Collecting historical data poses several challenges. Understanding and addressing these challenges is crucial for historians, researchers, data scientists, and others who seek to use historical data for various purposes. Here are some of the main challenges associated with collecting historical data:
1. Availability: Not all historical data has been preserved. Natural disasters, wars, neglect, or intentional destruction can result in loss of data. This can create gaps in our understanding of historical events.
2. Accuracy and Authenticity: Historical documents or sources might contain errors, biases, or might have been tampered with. Verifying the accuracy and authenticity of data is crucial but can be challenging.
3. Interpretation: Historical data often requires interpretation. Context is crucial, and without a proper understanding of the historical, cultural, or social context, the data can be misinterpreted.
4. Variability in Record Keeping: Standards and methods for record-keeping have varied widely throughout history and across cultures. This can make it challenging to compare data from different times and places.

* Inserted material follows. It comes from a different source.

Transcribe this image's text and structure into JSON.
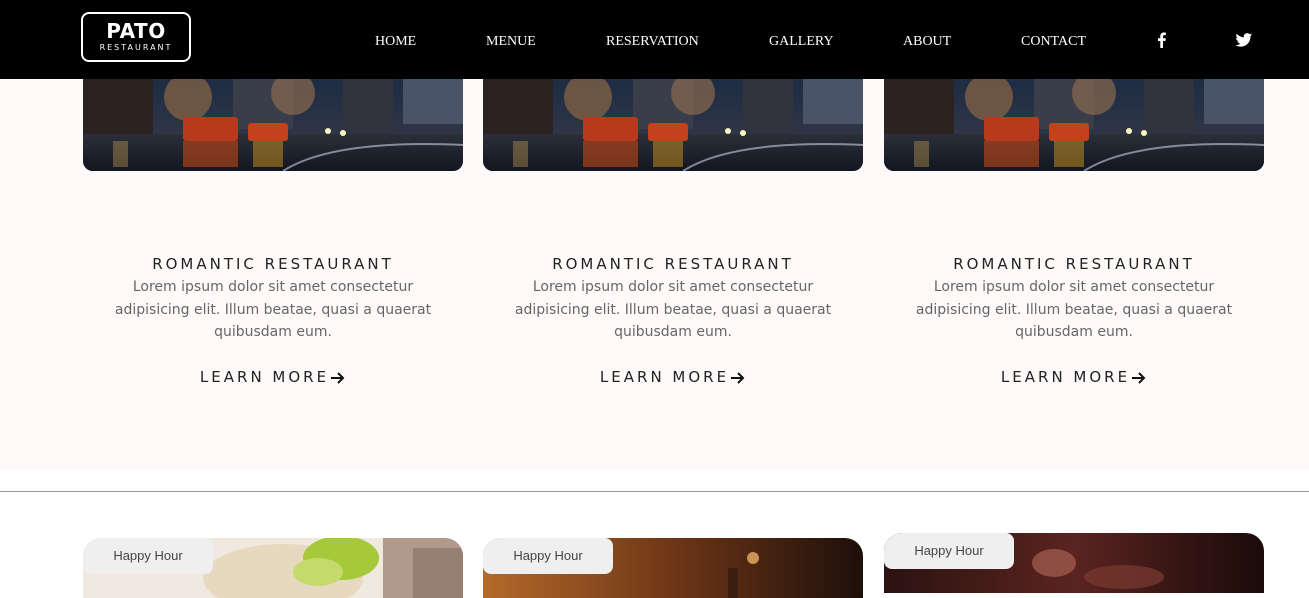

5. Language and Translation: Ancient texts might be in languages that are no longer spoken or in scripts that few can read. Translating these texts can be challenging, and nuances can be lost in translation.
6. Bias and Subjectivity: Historical records are often written by the victors or by those in power. This can lead to biased or one-sided accounts of events.
7. Physical Deterioration: Old documents, artifacts, or other physical sources of data can deteriorate over time, making them unreadable or inaccessible.
8. Access and Restrictions: Some historical data may be held in private collections, or there may be restrictions placed on them due to national security, cultural sensitivity, or other reasons.
9. Volume and Overwhelm: Especially with the advent of digital archives, there’s an immense amount of data available. Sorting through it to find relevant information can be like finding a needle in a haystack.
10. Technology and Digitization: While digitization helps preserve and make accessible vast amounts of historical data, the process itself can be resource-intensive. Moreover, the choice of what to digitize can introduce bias.
11. Cost: Acquiring, preserving, and maintaining historical data, especially in physical form, can be expensive. This might limit what gets preserved or accessed.
12. Ethical Considerations: There are sometimes ethical concerns related to accessing and using certain historical data, especially if it pertains to marginalized or vulnerable populations.
13. Contextual Fragmentation: Sometimes, data may be available, but other contextualizing information may be missing, making it difficult to understand the full picture or significance of the data.
14. Data Integration: Integrating different types of historical data (e.g., textual, quantitative, visual) to get a comprehensive view can be challenging due to differences in formats, scales, and methods of collection.
Recognizing and addressing these challenges is crucial for anyone working with historical data. Proper methods and standards can help ensure that the data collected provides a reliable and comprehensive view of the past.